Little Miss Sunshine (2006) dir. Jonathan Dayton and Valerie Faris
Starring: Greg Kinnear, Toni Collette, Steve Carell, Abigail Breslin, Alan Arkin
“Little Miss Sunshine” is a delightful, comedy/road picture, which has been a hit in all stages of its life - starting off as a Sundance hit, then a mild box office success, multiple year-end awards/nominations and now a successful DVD release.
It deserves everything it gets, as its one of few uplifting films this year to receive all-around praise. “Little Miss Sunshine” is a fun respite from the serious downers of this year’s awards season, ie. “Babel,” “Little Children,” “Pan’s Labyrinth.” With no disrespect to these films, “Sunshine” will lift your spirits and give you a little piece of joy to get you through your day.

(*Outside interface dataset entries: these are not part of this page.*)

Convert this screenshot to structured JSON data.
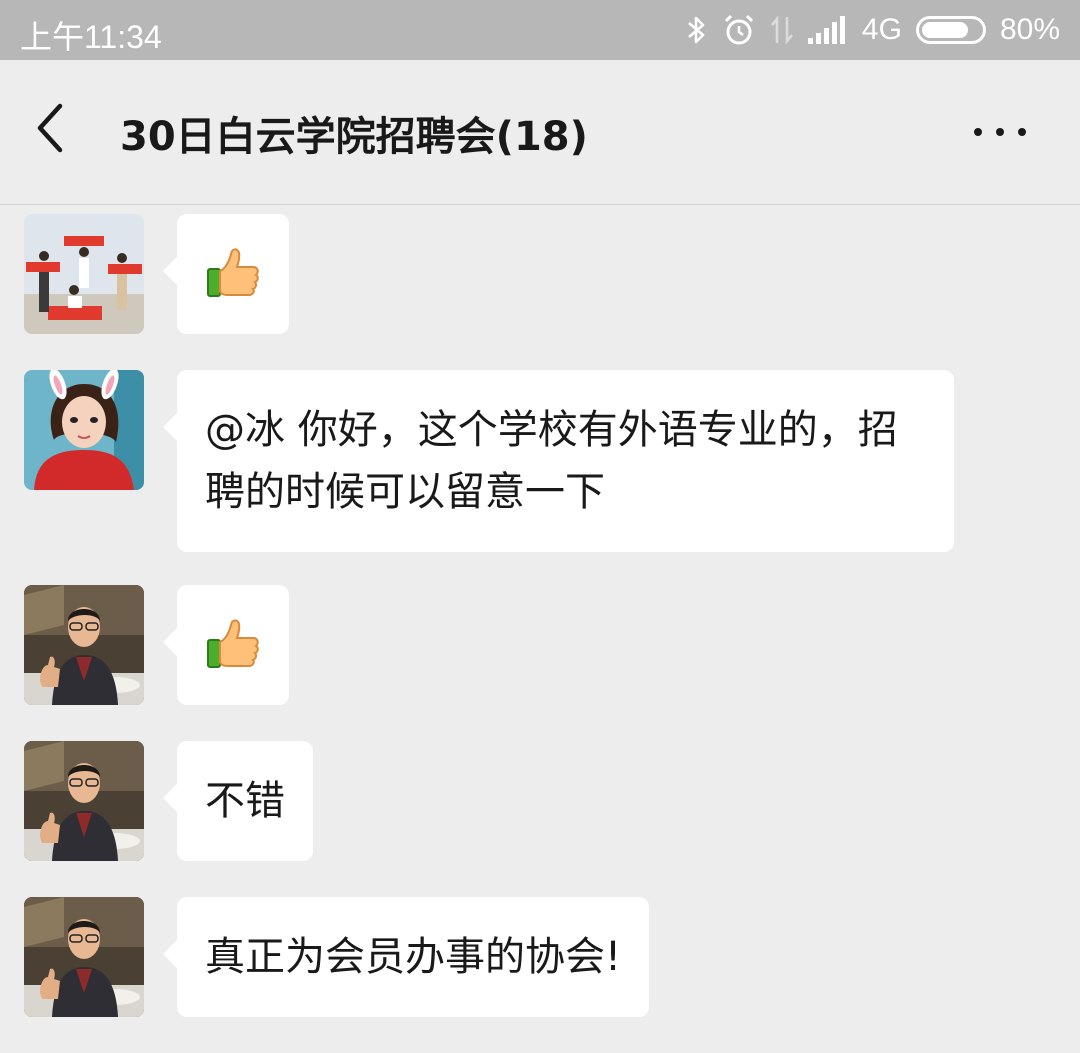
{
  "status_bar": {
    "time": "上午11:34",
    "network": "4G",
    "battery_percent": "80%",
    "battery_level": 0.8
  },
  "header": {
    "title": "30日白云学院招聘会(18)"
  },
  "messages": [
    {
      "type": "emoji",
      "emoji": "thumbs-up"
    },
    {
      "type": "text",
      "text_line1": "@冰 你好，这个学校有外语专业的，招",
      "text_line2": "聘的时候可以留意一下"
    },
    {
      "type": "emoji",
      "emoji": "thumbs-up"
    },
    {
      "type": "text",
      "text": "不错"
    },
    {
      "type": "text",
      "text": "真正为会员办事的协会!"
    }
  ],
  "colors": {
    "background": "#ededed",
    "bubble": "#ffffff",
    "status_bar": "#b7b7b7",
    "text": "#191919"
  }
}
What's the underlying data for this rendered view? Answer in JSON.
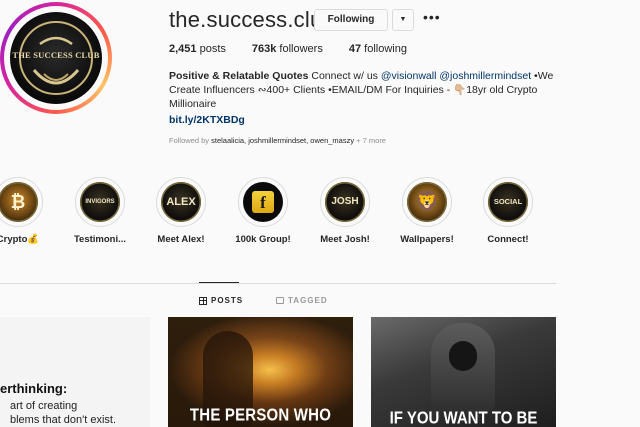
{
  "profile": {
    "username": "the.success.club",
    "avatar_text": "THE SUCCESS CLUB",
    "following_button": "Following",
    "dropdown_glyph": "▼",
    "more_glyph": "•••",
    "stats": {
      "posts_count": "2,451",
      "posts_label": " posts",
      "followers_count": "763k",
      "followers_label": " followers",
      "following_count": "47",
      "following_label": " following"
    },
    "bio": {
      "name": "Positive & Relatable Quotes",
      "text_1": " Connect w/ us ",
      "mention_1": "@visionwall",
      "text_2": " ",
      "mention_2": "@joshmillermindset",
      "text_3": " •We Create Influencers ∾400+ Clients •EMAIL/DM For Inquiries - 👇🏼18yr old Crypto Millionaire",
      "link": "bit.ly/2KTXBDg"
    },
    "followed_by_prefix": "Followed by ",
    "followed_by_names": "stelaalicia, joshmillermindset, owen_maszy",
    "followed_by_more": " + 7 more"
  },
  "highlights": [
    {
      "label": "Crypto💰",
      "icon_text": "₿",
      "icon": "bitcoin-icon"
    },
    {
      "label": "Testimoni...",
      "icon_text": "INVIGORS",
      "icon": "invigors-logo-icon"
    },
    {
      "label": "Meet Alex!",
      "icon_text": "ALEX",
      "icon": "alex-logo-icon"
    },
    {
      "label": "100k Group!",
      "icon_text": "f",
      "icon": "facebook-icon"
    },
    {
      "label": "Meet Josh!",
      "icon_text": "JOSH",
      "icon": "josh-logo-icon"
    },
    {
      "label": "Wallpapers!",
      "icon_text": "🦁",
      "icon": "lion-icon"
    },
    {
      "label": "Connect!",
      "icon_text": "SOCIAL",
      "icon": "social-logo-icon"
    }
  ],
  "tabs": {
    "posts": "POSTS",
    "tagged": "TAGGED"
  },
  "posts": [
    {
      "title": "erthinking:",
      "body": "art of creating\nblems that don't exist."
    },
    {
      "caption": "THE PERSON WHO"
    },
    {
      "caption": "IF YOU WANT TO BE"
    }
  ],
  "colors": {
    "link": "#003569",
    "muted": "#8e8e8e",
    "border": "#dbdbdb",
    "text": "#262626"
  }
}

You know the story, a dysfunctional family travels the country so their precocious 7 year old can compete in a children’s beauty pageant. Each member of the family holds his or her own in terms of laughs. It’s a true ensemble, with neither one stealing anyone’s thunder. Greg Kinnear plays Richard, the ultra-competitive-motivational-speaker wannabe Dad, Steve Carell is a depressed suicide-attempting gay intellectual scholar Uncle. Alan Arkin is an “I don’t care because I’m old”, porn-loving, heroin-snorting grandfather. Paul Dano is the disaffected Nietzsche-reading teenager who has taken an oath of silence. Abigail Breslin is the Jonathan-Lipnicky-cute- but-not-gorgeous naïve daughter and Toni Collette is the rock, the mother who has to take up smoking to survive the chaos in the family.
The film follows a well-trodden formula of road movies, but it’s so genuine and sincere, everything works. There are half a dozen brilliant scenes and moments of hilarity. Dayton and Faris, whom we expect to ‘know their music’ based on their extensive music video work, adds pitch perfect songs to the soundtrack (a good way of introducing Sufjan Stevens to the mainstream).

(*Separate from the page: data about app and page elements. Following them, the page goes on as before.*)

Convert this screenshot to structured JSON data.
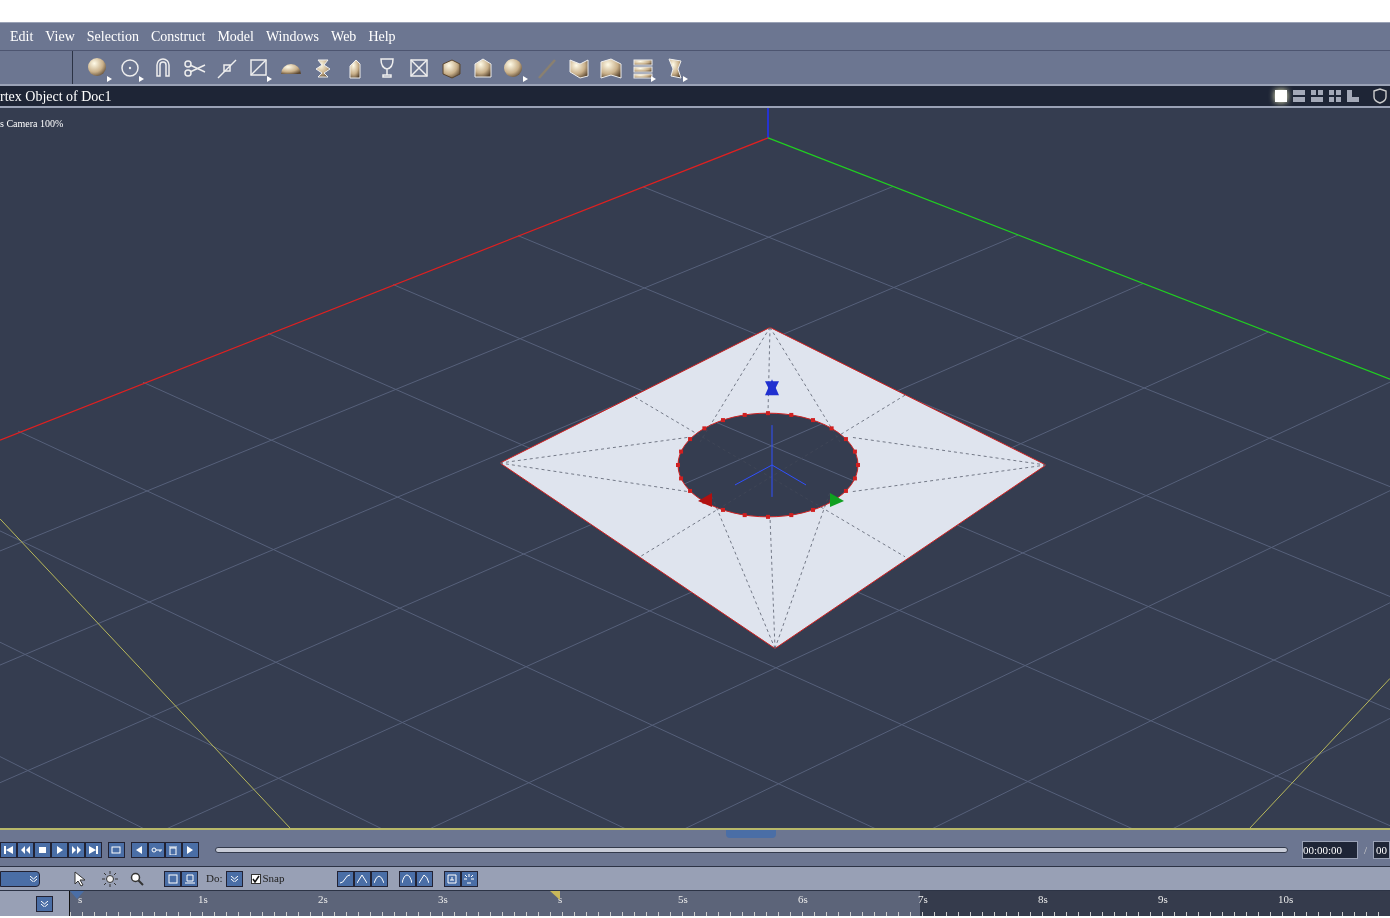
{
  "menu": [
    "Edit",
    "View",
    "Selection",
    "Construct",
    "Model",
    "Windows",
    "Web",
    "Help"
  ],
  "document": {
    "title": "rtex Object of Doc1",
    "camera_label": "s Camera 100%"
  },
  "layout_buttons": [
    {
      "kind": "single",
      "selected": true
    },
    {
      "kind": "rows",
      "selected": false
    },
    {
      "kind": "three",
      "selected": false
    },
    {
      "kind": "quad",
      "selected": false
    },
    {
      "kind": "corner",
      "selected": false
    }
  ],
  "transport": {
    "time": "00:00:00",
    "separator": "/",
    "total": "00"
  },
  "tools": {
    "do_label": "Do:",
    "snap": {
      "label": "Snap",
      "checked": true
    }
  },
  "timeline": {
    "ticks": [
      "s",
      "1s",
      "2s",
      "3s",
      "s",
      "5s",
      "6s",
      "7s",
      "8s",
      "9s",
      "10s"
    ]
  }
}
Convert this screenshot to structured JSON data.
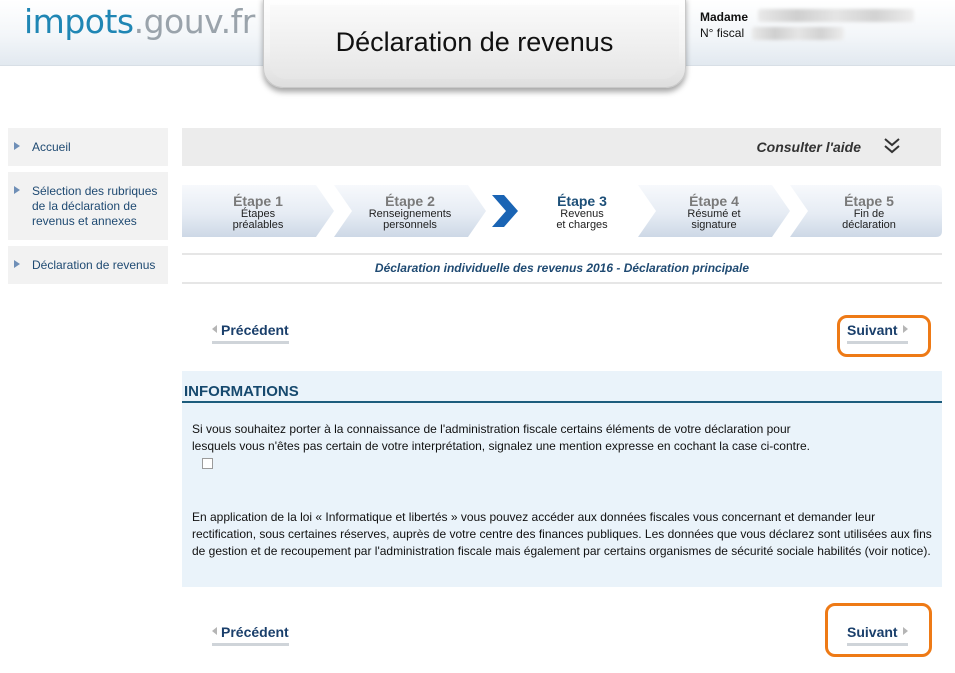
{
  "header": {
    "logo_part1": "impots",
    "logo_part2": ".gouv.fr",
    "title": "Déclaration de revenus",
    "user_title": "Madame",
    "fiscal_label": "N° fiscal"
  },
  "sidebar": {
    "items": [
      {
        "label": "Accueil"
      },
      {
        "label": "Sélection des rubriques de la déclaration de revenus et annexes"
      },
      {
        "label": "Déclaration de revenus"
      }
    ]
  },
  "help": {
    "label": "Consulter l'aide"
  },
  "steps": [
    {
      "title": "Étape 1",
      "line1": "Étapes",
      "line2": "préalables"
    },
    {
      "title": "Étape 2",
      "line1": "Renseignements",
      "line2": "personnels"
    },
    {
      "title": "Étape 3",
      "line1": "Revenus",
      "line2": "et charges"
    },
    {
      "title": "Étape 4",
      "line1": "Résumé et",
      "line2": "signature"
    },
    {
      "title": "Étape 5",
      "line1": "Fin de",
      "line2": "déclaration"
    }
  ],
  "declaration_title": "Déclaration individuelle des revenus 2016 - Déclaration principale",
  "nav": {
    "previous": "Précédent",
    "next": "Suivant"
  },
  "info": {
    "heading": "INFORMATIONS",
    "paragraph1": "Si vous souhaitez porter à la connaissance de l'administration fiscale certains éléments de votre déclaration pour lesquels vous n'êtes pas certain de votre interprétation, signalez une mention expresse en cochant la case ci-contre.",
    "paragraph2": "En application de la loi « Informatique et libertés » vous pouvez accéder aux données fiscales vous concernant et demander leur rectification, sous certaines réserves, auprès de votre centre des finances publiques. Les données que vous déclarez sont utilisées aux fins de gestion et de recoupement par l'administration fiscale mais également par certains organismes de sécurité sociale habilités (voir notice)."
  },
  "colors": {
    "accent_orange": "#ee7a16",
    "brand_blue": "#1f86b4",
    "active_arrow": "#1a64b4"
  }
}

Hopefully, this film will be Dayton/Faris’ “Bottle Rocket,” from which build a fruitful feature film career. (Wes Anderson, time to step back up to the plate)

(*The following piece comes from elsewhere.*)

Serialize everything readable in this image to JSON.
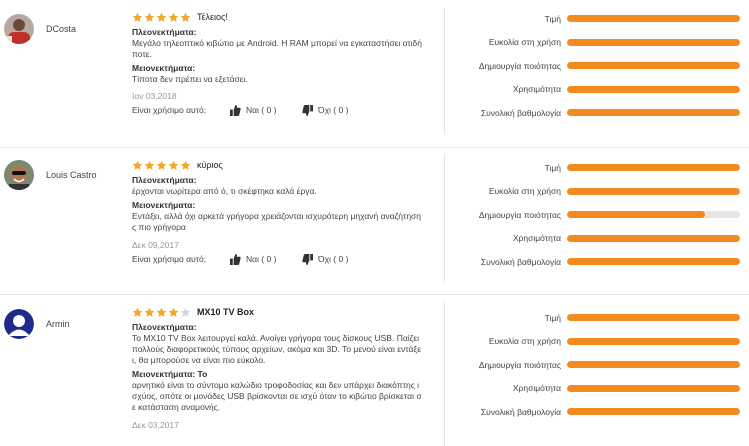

I think the film just might win Best Picture Oscar as its gaining steam on the awards train than anyone else. It could be this year’s “Crash” – an accessible film everyone can love. Enjoy.